[2] Jane Doe v. Donald J. Trump, Civil Action No. 17-1597 (CKK October 30, 2017).

[3] Elizabeth Harrington, Average Transgender Soldier Unable to Deploy for 238 Days, The Washington Free Beacon (August 24, 2017, 1:20 PM), https://freebeacon.com/national-security/average-transgender-soldier-unable-deploy-238-days/.

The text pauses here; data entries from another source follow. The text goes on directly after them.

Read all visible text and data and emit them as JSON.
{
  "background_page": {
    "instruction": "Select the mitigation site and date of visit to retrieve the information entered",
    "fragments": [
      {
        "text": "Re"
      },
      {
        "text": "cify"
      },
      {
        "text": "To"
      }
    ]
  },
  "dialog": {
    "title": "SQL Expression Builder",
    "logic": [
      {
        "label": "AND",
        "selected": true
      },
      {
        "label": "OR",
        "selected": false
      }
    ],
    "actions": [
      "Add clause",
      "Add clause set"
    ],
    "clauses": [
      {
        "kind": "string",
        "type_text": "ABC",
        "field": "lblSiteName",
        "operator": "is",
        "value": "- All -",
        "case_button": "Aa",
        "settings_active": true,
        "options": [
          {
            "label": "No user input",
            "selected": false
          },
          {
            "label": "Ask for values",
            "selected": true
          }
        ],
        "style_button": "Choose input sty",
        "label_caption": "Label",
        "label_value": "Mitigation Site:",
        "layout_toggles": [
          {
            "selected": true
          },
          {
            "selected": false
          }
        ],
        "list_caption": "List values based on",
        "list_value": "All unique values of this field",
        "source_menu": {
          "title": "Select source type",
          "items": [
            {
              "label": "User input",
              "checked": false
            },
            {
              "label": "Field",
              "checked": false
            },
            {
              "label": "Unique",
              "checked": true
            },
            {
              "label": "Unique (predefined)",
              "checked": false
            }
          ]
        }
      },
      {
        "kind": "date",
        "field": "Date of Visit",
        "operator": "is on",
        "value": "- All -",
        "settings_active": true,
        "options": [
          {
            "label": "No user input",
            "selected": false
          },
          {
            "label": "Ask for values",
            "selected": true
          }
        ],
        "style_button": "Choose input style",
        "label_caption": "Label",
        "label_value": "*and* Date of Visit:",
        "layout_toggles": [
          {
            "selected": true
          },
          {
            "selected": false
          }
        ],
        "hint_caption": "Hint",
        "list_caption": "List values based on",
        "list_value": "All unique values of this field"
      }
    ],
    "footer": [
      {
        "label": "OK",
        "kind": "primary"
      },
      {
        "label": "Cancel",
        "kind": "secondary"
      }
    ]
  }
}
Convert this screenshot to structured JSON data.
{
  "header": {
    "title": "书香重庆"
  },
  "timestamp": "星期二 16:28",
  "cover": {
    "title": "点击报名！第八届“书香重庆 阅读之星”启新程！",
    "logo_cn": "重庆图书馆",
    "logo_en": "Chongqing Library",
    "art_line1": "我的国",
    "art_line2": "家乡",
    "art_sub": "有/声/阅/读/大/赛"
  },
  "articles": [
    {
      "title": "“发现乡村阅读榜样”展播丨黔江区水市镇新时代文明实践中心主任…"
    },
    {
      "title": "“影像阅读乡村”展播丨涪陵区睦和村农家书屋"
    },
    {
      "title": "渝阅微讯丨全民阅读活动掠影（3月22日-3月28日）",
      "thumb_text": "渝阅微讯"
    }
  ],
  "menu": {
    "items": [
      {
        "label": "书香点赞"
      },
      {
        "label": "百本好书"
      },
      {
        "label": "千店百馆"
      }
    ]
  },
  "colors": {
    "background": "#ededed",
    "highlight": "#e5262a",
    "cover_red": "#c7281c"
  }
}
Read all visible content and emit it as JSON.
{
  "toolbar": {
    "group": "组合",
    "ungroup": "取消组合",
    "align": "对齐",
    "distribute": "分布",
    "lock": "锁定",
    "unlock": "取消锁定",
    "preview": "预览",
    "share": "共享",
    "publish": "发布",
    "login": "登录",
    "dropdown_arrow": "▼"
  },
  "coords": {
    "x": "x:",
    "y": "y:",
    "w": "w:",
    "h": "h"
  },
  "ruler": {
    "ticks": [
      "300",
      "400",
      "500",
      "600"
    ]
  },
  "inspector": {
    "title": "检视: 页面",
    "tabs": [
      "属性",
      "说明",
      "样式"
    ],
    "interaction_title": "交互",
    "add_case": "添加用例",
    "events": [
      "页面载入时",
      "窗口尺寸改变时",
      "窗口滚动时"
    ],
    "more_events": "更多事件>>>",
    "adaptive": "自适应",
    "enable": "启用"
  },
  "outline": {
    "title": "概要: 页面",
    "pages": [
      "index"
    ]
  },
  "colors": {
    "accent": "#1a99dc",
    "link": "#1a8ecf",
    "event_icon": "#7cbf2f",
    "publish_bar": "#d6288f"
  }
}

[4] Schaefer, Agnes Gereben, Radha Iyengar Plumb, Srikanth Kadiyala, Jennifer Kavanagh, Charles C. Engel, Kayla M. Williams, and Amii M. Kress, Assessing the Implications of Allowing Transgender Personnel to Serve Openly. Santa Monica, CA: RAND Corporation, 2016. https://www.rand.org/pubs/research_reports/RR1530.html.